The path to healing for survivors of sexual violence is rarely straightforward, and very often, a support seeker comes to WSN with more than one presenting issue.
“There sometimes is a very fixed notion of what healing, or success, or what this journey looks like,” says Shannon Seeraj, program manager for WSN of York Region.
The centre supports survivors of sex trafficking and recent and historical sexual violence experiences that may have occurred many weeks, months, or years before an individual seeks support. In some cases, explained Seeraj, an individual may have blocked out some aspects of their life that emerge through the individual’s work with the centre.
Staff must also be adaptable to meet the needs of adult survivors, which are different than those of youth survivors.
Despite the complexity of survivor needs, Benn-John explains that funding levels are often only enough to address the centre’s immediate crisis response. A 24-hour crisis line, online chat support, and virtual drop-in sessions help to address initial needs, but longer-term supports are equally vital.
A lack of funding creates wait times at the centre for longer-term services. Private practice remains the only option when help is urgently needed, yet most survivors don’t have the money to pay for costly private care.
Education is another critical focus of the centre that requires funding support. By offering resources and teaching individuals how to be safe, WSN aims to be proactive. Without adequate funding, the centre is in a reactive mode, said Benn-John.
Recognizing that WSN isn’t always the first point of contact for survivors seeking support, the organization provides training to community partners such as York Region Paramedic Services, as well as local and provincial government agencies. The goal is to prepare them to respond compassionately to sexual violence disclosures and to provide a safe space for victims.
“We want to prevent clients from having a negative service experience to reduce the risk of being revictimized, going elsewhere which delays access to much-needed support, or going nowhere at all,” explained Benn-John.
The centre is currently providing human trafficking educational sessions to parents and caregivers. Often, loved ones contact WSN to find out how to support a victim who is not yet ready to seek help. Teaching family members is a valuable opportunity for the centre to assist, even indirectly.
WSN is counting on help from York Region’s municipal governments to endorse their resolution calling on the Government of Ontario to provide increased and sustainable funding for WSN and other community-based sexual assault centres.
“It’s really important that our municipal councillors support our resolution.
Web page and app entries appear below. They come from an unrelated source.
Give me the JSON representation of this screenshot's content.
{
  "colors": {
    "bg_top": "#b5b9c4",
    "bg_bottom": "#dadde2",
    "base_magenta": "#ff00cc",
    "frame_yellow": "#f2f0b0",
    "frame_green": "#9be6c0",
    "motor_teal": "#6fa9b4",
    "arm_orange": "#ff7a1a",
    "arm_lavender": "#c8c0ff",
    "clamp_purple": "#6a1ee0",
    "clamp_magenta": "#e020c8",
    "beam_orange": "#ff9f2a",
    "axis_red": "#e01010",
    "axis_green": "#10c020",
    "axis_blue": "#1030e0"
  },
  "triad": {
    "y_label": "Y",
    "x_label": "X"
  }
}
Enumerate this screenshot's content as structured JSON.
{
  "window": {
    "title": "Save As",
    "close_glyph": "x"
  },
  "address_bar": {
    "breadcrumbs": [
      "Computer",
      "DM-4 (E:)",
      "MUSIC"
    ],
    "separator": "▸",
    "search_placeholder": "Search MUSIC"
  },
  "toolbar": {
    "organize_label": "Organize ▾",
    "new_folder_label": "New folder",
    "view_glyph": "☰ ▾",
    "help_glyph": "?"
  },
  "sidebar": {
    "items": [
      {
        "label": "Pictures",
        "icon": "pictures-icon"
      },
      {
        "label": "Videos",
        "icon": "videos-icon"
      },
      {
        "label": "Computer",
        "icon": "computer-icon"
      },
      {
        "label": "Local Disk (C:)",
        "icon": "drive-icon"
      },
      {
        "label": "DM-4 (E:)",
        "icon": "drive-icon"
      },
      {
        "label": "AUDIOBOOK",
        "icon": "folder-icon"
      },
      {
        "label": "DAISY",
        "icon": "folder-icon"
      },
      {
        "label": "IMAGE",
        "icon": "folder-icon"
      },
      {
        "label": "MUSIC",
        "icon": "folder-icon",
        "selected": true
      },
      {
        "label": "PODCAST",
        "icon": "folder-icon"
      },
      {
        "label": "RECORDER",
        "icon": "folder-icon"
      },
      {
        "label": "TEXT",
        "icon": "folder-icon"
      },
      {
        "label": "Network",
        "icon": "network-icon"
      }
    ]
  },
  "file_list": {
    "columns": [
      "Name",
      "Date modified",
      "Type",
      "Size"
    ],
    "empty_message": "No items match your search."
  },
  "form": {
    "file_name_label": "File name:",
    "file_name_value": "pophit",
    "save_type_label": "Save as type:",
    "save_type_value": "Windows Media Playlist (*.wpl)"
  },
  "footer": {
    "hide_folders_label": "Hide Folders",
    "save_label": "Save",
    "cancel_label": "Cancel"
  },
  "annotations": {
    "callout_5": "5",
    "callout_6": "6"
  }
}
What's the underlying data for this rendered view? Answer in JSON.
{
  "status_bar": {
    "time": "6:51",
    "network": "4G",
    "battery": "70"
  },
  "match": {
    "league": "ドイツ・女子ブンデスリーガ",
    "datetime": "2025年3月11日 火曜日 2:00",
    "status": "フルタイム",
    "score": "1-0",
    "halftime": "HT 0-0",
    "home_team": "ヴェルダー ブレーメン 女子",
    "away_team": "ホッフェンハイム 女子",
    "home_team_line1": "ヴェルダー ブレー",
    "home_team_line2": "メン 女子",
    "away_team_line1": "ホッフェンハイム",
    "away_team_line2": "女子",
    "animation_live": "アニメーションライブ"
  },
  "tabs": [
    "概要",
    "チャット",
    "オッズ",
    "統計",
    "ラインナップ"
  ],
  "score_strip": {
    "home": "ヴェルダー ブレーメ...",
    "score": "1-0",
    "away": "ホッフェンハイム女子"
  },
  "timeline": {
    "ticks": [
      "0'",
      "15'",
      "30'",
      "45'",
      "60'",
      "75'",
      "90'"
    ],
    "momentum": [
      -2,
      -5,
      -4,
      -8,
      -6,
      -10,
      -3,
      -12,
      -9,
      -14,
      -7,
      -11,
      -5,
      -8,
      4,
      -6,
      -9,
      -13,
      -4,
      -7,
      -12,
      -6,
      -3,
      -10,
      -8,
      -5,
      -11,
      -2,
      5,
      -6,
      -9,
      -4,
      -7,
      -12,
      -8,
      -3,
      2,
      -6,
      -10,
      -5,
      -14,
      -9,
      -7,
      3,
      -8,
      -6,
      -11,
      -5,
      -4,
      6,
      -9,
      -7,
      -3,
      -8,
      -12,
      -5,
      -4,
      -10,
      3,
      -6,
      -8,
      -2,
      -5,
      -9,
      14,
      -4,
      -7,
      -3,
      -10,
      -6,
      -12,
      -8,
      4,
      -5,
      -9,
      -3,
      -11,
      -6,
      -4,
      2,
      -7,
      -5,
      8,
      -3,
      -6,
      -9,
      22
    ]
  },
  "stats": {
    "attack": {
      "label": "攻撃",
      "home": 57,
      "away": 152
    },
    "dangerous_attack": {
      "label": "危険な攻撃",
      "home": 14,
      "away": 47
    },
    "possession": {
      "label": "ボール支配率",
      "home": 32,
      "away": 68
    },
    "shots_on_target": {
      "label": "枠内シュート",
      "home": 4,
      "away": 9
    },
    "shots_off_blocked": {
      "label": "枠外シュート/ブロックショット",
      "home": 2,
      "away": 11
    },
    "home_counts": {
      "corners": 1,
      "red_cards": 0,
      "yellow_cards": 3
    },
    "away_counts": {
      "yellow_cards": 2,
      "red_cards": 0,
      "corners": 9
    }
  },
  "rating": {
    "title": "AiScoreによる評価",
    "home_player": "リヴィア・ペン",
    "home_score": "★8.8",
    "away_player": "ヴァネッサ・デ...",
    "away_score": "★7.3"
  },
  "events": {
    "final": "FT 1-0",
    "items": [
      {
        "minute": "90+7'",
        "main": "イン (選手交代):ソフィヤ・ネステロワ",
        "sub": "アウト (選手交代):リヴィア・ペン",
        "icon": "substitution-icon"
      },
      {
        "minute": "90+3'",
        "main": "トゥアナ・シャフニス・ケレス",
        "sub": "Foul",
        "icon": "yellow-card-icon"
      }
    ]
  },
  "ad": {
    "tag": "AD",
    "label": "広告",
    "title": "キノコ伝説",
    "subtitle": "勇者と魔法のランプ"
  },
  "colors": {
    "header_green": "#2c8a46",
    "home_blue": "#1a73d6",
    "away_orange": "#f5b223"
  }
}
Municipal councillors play a significant role in sharing local priorities at the provincial level. They can do that. They can recognize regional issues and share them provincially because they have access. We don’t,” explained Benn-John.
By informing the local councillors of their urgent funding needs, WSN is counting on them to be their voice during pre-budget consultations with the Province.
Benn-John and Ikhalo presented WSN’s request for Whitchurch-Stouffville Town Council to endorse its resolution at the Sept.7 Town Hall meeting.
Ward 6 Councillor Sue Sherban commended the organization for its resourcefulness in “reaching out to every opportunity to get funding. We know it’s not easy.”
“Thank you for your incredible support to our community,” said Mayor Iain Lovatt.
A motion was carried to endorse WSN’s resolution.
With endorsement from Whitchurch-Stouffville and Aurora under its belt, WSN hopes to receive endorsement from the remaining York Region municipalities in the coming weeks.
Visit womenssupportnetwork.ca for information.
Photo: Women’s Support Network of York Region is working to combat sexual violence through survivor support and increasing awareness (supplied by WSN of York Region.)